Second lesson: good intelligence is based on being pro-active, but Western intelligence agencies today tend to be quite passive. In intelligence, you make potential targets do something. You manipulate their family members, and other people. You create a chain reaction that will expose them. It is a terribly dirty world but it is justified because it can save a lot of lives.
Third lesson: effective signal intelligence requires patience; it is not a matter of locating your sources today and their being effective tomorrow. It takes years before you manage to create a map in which you can monitor and observe every telephone, laptop, potential computer, or whatever technological device they are using.

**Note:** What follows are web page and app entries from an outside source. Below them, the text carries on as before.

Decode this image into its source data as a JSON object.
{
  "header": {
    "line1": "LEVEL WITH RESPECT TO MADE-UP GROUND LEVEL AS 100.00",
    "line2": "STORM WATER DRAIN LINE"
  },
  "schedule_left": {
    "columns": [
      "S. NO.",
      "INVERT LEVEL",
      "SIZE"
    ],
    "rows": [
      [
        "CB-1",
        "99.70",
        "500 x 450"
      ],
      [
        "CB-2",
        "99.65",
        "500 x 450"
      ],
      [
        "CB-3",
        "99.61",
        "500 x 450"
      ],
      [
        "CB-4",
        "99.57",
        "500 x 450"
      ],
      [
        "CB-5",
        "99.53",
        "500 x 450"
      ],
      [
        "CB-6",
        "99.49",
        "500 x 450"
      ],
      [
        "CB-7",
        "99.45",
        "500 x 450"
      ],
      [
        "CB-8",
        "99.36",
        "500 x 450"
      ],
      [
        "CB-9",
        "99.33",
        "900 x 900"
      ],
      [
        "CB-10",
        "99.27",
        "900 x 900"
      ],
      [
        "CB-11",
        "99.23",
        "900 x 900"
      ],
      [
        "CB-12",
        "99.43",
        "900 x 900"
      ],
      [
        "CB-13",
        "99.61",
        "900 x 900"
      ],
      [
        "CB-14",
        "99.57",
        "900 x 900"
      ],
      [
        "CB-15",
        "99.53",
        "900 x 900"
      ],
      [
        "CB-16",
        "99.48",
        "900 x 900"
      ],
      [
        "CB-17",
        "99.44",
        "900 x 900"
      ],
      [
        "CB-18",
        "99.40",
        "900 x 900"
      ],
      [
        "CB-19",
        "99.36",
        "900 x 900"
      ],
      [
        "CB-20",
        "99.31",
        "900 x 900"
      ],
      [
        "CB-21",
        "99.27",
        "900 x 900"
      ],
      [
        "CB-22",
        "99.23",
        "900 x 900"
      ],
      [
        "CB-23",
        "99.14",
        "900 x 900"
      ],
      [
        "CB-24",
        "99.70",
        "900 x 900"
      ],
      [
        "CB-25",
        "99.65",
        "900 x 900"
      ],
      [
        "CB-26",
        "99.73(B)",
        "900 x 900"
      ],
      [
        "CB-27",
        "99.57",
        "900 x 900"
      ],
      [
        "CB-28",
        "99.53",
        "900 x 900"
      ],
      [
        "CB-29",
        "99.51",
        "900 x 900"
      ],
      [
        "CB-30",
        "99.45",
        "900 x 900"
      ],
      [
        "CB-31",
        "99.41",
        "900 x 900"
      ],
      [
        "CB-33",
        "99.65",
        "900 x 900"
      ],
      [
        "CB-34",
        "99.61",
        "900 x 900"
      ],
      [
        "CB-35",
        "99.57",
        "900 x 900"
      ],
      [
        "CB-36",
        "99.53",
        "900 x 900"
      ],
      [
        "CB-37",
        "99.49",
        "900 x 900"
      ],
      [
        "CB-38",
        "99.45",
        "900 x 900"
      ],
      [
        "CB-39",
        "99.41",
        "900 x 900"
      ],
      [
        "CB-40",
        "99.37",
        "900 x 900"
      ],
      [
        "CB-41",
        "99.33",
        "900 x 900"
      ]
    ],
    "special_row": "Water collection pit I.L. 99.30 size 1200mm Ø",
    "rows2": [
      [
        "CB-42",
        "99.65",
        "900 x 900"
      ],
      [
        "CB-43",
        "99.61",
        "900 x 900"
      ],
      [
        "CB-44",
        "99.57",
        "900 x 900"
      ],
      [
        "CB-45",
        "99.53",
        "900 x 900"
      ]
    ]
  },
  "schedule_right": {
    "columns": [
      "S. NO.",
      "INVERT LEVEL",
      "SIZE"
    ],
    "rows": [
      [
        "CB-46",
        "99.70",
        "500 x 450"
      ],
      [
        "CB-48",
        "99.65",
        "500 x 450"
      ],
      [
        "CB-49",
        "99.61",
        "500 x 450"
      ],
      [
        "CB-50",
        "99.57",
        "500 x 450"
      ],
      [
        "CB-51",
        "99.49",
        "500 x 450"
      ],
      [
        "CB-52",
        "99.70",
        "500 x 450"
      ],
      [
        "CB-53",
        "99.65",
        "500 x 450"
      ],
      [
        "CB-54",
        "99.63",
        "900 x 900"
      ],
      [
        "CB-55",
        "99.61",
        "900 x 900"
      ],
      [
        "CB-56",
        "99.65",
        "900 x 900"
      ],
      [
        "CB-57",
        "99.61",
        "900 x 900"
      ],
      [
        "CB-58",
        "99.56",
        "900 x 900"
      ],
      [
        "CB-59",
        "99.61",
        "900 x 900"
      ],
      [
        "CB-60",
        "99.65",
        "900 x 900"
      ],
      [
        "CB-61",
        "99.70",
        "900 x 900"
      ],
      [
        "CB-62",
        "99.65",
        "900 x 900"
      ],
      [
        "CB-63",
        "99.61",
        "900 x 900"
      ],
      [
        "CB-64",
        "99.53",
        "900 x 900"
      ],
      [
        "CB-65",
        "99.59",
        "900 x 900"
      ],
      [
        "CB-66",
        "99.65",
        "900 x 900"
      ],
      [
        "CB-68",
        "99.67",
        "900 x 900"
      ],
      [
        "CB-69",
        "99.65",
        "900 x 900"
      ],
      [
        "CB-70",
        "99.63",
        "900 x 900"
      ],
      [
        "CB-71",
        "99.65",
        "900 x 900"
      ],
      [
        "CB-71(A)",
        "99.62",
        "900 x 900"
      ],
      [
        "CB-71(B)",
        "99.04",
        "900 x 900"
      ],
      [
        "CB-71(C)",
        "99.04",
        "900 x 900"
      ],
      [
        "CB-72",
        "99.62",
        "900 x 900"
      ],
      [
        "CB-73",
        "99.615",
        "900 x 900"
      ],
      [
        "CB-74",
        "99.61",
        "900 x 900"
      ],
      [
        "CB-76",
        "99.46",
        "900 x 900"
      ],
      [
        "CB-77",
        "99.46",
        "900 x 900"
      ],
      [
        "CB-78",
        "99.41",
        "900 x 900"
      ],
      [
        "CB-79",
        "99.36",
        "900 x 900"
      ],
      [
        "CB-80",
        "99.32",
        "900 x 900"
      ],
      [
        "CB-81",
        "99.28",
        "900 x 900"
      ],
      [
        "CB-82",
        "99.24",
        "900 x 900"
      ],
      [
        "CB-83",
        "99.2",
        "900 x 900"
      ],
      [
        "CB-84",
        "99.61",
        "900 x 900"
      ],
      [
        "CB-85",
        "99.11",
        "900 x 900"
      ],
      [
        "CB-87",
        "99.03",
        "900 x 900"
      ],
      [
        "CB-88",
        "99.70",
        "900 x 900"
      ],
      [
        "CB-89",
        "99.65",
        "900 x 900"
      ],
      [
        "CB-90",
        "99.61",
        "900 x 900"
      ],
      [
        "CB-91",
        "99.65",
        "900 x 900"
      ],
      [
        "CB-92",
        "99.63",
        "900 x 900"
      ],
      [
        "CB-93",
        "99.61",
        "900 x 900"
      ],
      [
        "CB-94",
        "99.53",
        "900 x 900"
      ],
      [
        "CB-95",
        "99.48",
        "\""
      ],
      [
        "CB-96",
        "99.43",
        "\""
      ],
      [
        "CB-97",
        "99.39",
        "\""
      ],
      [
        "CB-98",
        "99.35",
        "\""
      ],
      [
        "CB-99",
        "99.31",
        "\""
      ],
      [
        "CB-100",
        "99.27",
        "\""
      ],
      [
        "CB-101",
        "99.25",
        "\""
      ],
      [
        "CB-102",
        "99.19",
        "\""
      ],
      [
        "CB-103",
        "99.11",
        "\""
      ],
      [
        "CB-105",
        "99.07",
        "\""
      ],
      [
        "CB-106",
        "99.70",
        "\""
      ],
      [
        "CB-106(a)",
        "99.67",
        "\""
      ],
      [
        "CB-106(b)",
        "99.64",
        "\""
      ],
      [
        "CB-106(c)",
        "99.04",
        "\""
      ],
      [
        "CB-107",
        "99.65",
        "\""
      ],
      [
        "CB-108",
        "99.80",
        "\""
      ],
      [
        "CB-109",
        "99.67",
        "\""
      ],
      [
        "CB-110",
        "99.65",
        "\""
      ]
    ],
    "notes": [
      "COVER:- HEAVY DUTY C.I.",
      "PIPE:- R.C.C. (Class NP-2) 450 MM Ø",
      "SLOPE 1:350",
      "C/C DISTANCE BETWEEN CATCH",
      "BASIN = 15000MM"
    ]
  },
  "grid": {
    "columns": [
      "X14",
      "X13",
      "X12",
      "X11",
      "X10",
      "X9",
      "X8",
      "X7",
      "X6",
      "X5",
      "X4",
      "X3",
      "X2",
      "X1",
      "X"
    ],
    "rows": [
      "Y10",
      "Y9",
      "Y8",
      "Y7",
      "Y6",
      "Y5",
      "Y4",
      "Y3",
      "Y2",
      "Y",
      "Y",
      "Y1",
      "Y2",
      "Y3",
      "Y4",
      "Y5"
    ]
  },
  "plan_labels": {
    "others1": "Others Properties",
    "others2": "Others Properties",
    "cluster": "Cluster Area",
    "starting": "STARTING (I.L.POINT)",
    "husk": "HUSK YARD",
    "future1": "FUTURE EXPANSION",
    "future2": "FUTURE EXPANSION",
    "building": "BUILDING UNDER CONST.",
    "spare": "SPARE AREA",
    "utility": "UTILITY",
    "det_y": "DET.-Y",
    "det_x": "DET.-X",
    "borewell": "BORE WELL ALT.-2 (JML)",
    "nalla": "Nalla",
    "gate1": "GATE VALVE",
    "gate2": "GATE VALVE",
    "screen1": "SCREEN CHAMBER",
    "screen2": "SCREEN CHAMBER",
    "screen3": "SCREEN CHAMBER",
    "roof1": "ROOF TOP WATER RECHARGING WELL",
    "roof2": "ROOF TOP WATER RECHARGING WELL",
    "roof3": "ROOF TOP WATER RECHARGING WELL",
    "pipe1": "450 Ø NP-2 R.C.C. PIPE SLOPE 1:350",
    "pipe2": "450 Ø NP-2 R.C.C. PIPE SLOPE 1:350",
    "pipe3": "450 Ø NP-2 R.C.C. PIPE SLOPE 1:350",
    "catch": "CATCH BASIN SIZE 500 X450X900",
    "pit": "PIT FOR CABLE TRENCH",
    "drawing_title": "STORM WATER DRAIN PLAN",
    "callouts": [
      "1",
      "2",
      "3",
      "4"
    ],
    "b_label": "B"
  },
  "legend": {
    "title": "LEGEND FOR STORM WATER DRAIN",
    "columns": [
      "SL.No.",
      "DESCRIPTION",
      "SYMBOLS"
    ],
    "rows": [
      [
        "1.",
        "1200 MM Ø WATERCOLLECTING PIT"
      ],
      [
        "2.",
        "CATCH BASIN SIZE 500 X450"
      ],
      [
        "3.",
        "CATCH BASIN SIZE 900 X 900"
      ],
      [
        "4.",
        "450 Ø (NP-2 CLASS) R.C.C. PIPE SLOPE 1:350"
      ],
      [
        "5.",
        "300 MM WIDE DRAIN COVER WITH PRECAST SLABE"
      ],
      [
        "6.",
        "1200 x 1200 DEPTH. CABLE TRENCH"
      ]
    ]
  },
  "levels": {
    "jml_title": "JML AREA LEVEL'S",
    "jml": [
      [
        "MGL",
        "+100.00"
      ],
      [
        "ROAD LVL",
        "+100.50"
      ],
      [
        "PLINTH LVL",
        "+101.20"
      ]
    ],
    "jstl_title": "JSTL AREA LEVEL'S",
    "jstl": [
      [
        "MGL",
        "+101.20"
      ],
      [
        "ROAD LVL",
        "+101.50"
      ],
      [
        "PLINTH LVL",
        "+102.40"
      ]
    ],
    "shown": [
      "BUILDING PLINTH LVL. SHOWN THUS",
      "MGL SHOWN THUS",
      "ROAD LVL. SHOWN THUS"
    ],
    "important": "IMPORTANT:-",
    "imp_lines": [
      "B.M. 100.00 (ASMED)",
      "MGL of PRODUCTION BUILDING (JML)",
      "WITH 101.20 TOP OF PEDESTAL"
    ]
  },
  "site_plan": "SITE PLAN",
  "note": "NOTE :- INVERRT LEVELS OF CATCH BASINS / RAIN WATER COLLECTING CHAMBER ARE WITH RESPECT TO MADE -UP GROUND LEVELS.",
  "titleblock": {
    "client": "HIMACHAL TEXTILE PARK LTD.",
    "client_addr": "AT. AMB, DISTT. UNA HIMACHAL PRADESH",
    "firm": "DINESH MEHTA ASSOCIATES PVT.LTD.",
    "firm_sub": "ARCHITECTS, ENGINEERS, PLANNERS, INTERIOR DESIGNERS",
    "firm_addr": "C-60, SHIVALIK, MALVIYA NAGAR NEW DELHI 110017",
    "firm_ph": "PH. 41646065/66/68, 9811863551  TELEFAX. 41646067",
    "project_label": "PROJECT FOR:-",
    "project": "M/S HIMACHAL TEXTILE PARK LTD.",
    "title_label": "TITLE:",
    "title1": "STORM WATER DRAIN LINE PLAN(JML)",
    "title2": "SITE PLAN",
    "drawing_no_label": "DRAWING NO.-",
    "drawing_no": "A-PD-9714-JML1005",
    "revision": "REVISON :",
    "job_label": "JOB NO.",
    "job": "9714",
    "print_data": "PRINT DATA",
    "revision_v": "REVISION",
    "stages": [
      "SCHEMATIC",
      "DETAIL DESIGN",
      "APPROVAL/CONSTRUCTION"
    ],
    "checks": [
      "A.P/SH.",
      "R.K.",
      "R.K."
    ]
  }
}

The UK began its air campaign with strikes against ISIS held oil fields. Approximately 70 per cent of ISIS’s income comes from oil. They possess many oil fields both in Syria and Iraq and so far the West has not bombed them consistently because it does not want to create any environmental problems and because everybody believes that we will one day enjoy this oil. But we have to understand that this is war. During the Second World War you destroyed the economic infrastructure of the enemy first and then rebuilt it after the victory. The very same thing has to happen now. It is not enough that two aircraft bomb something. We should fly hundreds of sorties every day and bring the complete destruction of oil fields. After ISIS is defeated, of course it will have to be rebuilt, but you have to understand that you cannot defeat ISIS through symbolic airstrikes. There has to be a concerted effort so that within a few days ISIS loses 70 per cent of their income. This is essential and it should have begun two years ago. I don’t understand why it was not.
Using the threat of sanctions
Fifth, although UN Security Council resolution 2249 was a positive step, it is amazing that so far there has been no UN resolution making it clear that any state, company or individual that trades with ISIS will face very painful sanctions. This is such a simple decision and I am sure it would receive support from all the relevant parties, especially the Russians. It is an essential step in shutting down ISIS’s revenue stream.
Waging a battle of ideas
Sixth, we must engage in a battle of ideas: speaking to Muslims, presenting not only the case that ISIS is wrong but relentlessly exposing these people, who are extremely cruel on the one hand, and extremely corrupt on the other. ISIS is media savvy, managing to reach tens of thousands of potential supporters in the West by using social networks. To combat this, we need to fight a media war. We should start by shutting down some of their sites, and make sure that neither YouTube nor anyone else posts these horrible pictures and videos online. I don’t see this happening.
The bottom line is that the international community has not yet developed a clear strategy and is not yet ready to carry out the necessary measures to defeat ISIS. I must emphasise that at this point I don’t think that these measures should include deploying Western ground forces. It should include the activities that I’ve outlined, all of which are relatively simple, relatively inexpensive, and not hugely risky. Yet for some reason we are seeing weakness. It is really difficult for me to understand why this is the situation. I would expect the leading Western countries to take a much more pro-active approach and much stronger measures against an enemy of the entire civilised world.